Figure 1: Synapsis and recombination by Tn3 resolvase. (A) Cartoon illustrating synapsis and strand exchange of a supercoiled substrate by wild-type and activated resolvase mutants. The two sites (res or site I) are indicated by arrowheads. Synapsis of two res sites in head-to-tail orientation by wild-type resolvase traps three topological nodes (shaded oval), and strand exchange results in a 2-noded catenane resolution product. Activated mutant resolvases can synapse sites by random collision, giving rise to products of variable topologies; in the example shown, a 5-noded knot inversion product. (B) The Tn3 recombination site res. The boxes represent binding sites for dimers of resolvase, with binding motifs represented by the wedges at the ends of each box. The lengths of the DNA segments are indicated (base pairs). The point within site I at which resolvase breaks and rejoins the DNA is marked by a staggered line. (C) Cartoon showing the path of the DNA in the res × res synapse, and the relationship of the catalytic and regulatory parts. The four resolvase subunits forming the tetramer in the site I synapse component of this complex are shown in red, and the grey shaded oval represents the eight subunits presumed to be bound to the accessory sites II and III.
Mentions: Much of our understanding of the mechanisms of serine recombinases has come from studies on the closely related cointegrate resolvases from the bacterial transposons Tn3 and γδ (4). Tn3 (or γδ) resolvase catalyses recombination between two 114 bp res sites (Figure 1A and B). Each res site contains binding sites for three resolvase dimers. The DNA strands are broken and rejoined at specific bonds near the centre of the 28 bp binding site I; catalysis of these reactions is by the subunits bound to site I. The ‘accessory’ binding sites II (34 bp) and III (25 bp) are also required for recombination. Resolvase dimers bound to sites II and III do not participate in the catalysis of strand cleavage and rejoining, but have an essential role in assembly of the synaptic complex (‘synapse’) of two res sites that is a prerequisite for strand exchange (Figure 1A and C). The synapse has regulatory functions which include restriction of recombination to pairs of res sites that are in the same orientation in a supercoiled DNA molecule, specification of a single round of recombination and specification of the 2-noded catenane recombinant product (5).Figure 1.

Bottom Line: Activated variants have reduced topological selectivity and no longer require the 2-3' interface between subunits that is essential for wild-type resolvase-mediated recombination.Our results lead us to conclude that the synapse is assembled by sequential binding of resolvase monomers to site I followed by interaction of two site I-dimer complexes.We discuss the implications of our results for the mechanisms of synapsis and regulation in recombination by wild-type resolvase.

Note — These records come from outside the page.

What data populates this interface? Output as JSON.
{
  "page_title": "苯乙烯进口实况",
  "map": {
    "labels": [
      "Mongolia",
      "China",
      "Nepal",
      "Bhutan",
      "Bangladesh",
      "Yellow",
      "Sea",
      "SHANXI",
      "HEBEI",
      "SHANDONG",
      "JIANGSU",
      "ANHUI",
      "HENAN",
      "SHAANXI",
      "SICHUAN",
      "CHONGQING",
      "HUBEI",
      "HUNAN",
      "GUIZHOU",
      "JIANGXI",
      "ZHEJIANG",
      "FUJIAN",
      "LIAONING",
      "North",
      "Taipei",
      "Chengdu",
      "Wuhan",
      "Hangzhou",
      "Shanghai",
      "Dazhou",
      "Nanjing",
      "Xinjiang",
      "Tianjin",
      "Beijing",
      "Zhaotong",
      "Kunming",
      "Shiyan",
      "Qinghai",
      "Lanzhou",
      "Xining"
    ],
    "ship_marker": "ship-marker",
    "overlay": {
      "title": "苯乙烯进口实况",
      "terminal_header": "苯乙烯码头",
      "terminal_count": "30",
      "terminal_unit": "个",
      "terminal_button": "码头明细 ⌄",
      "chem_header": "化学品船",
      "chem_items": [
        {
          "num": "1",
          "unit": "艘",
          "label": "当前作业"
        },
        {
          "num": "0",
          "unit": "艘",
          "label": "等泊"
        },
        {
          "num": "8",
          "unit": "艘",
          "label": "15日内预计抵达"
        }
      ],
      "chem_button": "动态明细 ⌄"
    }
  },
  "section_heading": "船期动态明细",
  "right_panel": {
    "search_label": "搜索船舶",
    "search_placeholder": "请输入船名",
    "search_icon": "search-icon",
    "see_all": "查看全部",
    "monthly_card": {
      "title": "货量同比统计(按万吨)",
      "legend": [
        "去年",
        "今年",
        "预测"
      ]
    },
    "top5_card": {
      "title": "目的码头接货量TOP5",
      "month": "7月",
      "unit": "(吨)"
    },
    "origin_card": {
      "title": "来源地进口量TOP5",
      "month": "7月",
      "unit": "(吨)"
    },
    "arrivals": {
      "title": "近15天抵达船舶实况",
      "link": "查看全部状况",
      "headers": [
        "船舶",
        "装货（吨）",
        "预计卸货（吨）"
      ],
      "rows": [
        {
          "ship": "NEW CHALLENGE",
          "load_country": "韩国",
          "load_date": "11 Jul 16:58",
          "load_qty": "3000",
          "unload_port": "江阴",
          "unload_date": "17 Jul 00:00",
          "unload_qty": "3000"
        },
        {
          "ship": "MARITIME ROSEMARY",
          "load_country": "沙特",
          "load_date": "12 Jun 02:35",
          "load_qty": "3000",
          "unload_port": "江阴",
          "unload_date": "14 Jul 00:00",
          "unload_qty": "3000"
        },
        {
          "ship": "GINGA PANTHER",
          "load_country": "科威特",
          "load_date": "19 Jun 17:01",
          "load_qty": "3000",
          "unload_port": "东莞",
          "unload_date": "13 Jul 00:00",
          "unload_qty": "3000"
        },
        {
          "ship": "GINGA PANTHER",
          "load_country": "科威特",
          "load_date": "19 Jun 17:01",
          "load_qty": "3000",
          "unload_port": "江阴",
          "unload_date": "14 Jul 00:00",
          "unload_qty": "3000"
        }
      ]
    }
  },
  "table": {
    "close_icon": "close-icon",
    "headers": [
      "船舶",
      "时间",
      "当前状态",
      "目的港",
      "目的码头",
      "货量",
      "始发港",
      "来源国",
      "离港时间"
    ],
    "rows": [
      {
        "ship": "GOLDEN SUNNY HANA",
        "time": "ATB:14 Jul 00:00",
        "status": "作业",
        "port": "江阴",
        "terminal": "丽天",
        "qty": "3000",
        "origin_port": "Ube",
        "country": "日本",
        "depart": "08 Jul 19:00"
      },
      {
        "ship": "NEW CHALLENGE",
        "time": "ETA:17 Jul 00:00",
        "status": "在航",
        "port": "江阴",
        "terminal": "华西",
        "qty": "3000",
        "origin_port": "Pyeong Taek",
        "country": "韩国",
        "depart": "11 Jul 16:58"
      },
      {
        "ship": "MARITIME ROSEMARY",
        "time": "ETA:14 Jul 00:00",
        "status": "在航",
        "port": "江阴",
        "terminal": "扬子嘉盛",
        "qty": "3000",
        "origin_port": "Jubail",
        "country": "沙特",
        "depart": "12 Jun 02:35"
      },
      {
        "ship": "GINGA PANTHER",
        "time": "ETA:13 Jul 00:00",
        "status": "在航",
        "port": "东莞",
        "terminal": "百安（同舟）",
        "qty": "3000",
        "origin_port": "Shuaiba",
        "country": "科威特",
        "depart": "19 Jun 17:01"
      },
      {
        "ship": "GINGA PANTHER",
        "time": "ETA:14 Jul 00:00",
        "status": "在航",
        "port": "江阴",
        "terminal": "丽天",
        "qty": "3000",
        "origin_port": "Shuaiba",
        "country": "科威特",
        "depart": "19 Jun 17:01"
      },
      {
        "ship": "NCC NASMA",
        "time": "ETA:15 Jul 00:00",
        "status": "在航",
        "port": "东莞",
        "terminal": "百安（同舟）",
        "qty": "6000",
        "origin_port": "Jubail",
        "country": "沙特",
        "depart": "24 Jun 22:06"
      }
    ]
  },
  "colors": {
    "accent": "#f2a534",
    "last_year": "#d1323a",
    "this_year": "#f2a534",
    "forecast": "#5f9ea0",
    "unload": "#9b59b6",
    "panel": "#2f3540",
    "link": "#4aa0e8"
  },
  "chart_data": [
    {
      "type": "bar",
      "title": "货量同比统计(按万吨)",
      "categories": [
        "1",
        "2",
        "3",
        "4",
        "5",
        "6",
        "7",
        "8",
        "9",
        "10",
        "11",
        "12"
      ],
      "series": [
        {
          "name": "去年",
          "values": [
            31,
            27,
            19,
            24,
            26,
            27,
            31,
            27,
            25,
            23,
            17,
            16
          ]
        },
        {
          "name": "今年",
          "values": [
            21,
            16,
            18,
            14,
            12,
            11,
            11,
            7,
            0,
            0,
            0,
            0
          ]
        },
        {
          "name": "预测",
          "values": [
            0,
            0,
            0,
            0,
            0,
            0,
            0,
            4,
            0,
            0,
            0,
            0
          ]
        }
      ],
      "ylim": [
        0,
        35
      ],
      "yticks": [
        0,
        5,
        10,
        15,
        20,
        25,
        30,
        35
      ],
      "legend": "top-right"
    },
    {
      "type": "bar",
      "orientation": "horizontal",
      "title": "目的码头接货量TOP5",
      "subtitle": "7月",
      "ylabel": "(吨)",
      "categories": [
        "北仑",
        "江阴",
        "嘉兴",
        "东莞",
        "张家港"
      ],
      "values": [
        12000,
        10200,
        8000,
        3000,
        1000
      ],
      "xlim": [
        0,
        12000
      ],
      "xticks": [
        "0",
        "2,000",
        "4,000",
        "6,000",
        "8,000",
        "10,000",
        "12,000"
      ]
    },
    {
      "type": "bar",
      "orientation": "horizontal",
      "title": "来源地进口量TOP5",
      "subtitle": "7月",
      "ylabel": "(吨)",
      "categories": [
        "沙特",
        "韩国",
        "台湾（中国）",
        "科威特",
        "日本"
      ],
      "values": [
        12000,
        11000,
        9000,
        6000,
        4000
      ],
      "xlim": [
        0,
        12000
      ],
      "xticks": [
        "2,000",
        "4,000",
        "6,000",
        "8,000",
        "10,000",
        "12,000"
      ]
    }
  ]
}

View Article: PubMed Central - PubMed

Affiliation: Faculty of Biomedical & Life Sciences, University of Glasgow, Glasgow, Scotland, UK.

ABSTRACT
The serine recombinase Tn3 resolvase catalyses recombination between two 114 bp res sites, each of which contains binding sites for three resolvase dimers. We have analysed the in vitro properties of resolvase variants with 'activating' mutations, which can catalyse recombination at binding site I of res when the rest of res is absent. Site I x site I recombination promoted by these variants can be as fast as res x res recombination promoted by wild-type resolvase. Activated variants have reduced topological selectivity and no longer require the 2-3' interface between subunits that is essential for wild-type resolvase-mediated recombination. They also promote formation of a stable synapse comprising a resolvase tetramer and two copies of site I. Cleavage of the DNA strands by the activated mutants is slow relative to the rate of synapsis. Stable resolvase tetramers were not detected in the absence of DNA or bound to a single site I. Our results lead us to conclude that the synapse is assembled by sequential binding of resolvase monomers to site I followed by interaction of two site I-dimer complexes. We discuss the implications of our results for the mechanisms of synapsis and regulation in recombination by wild-type resolvase.

Show MeSH
Related in: MedlinePlus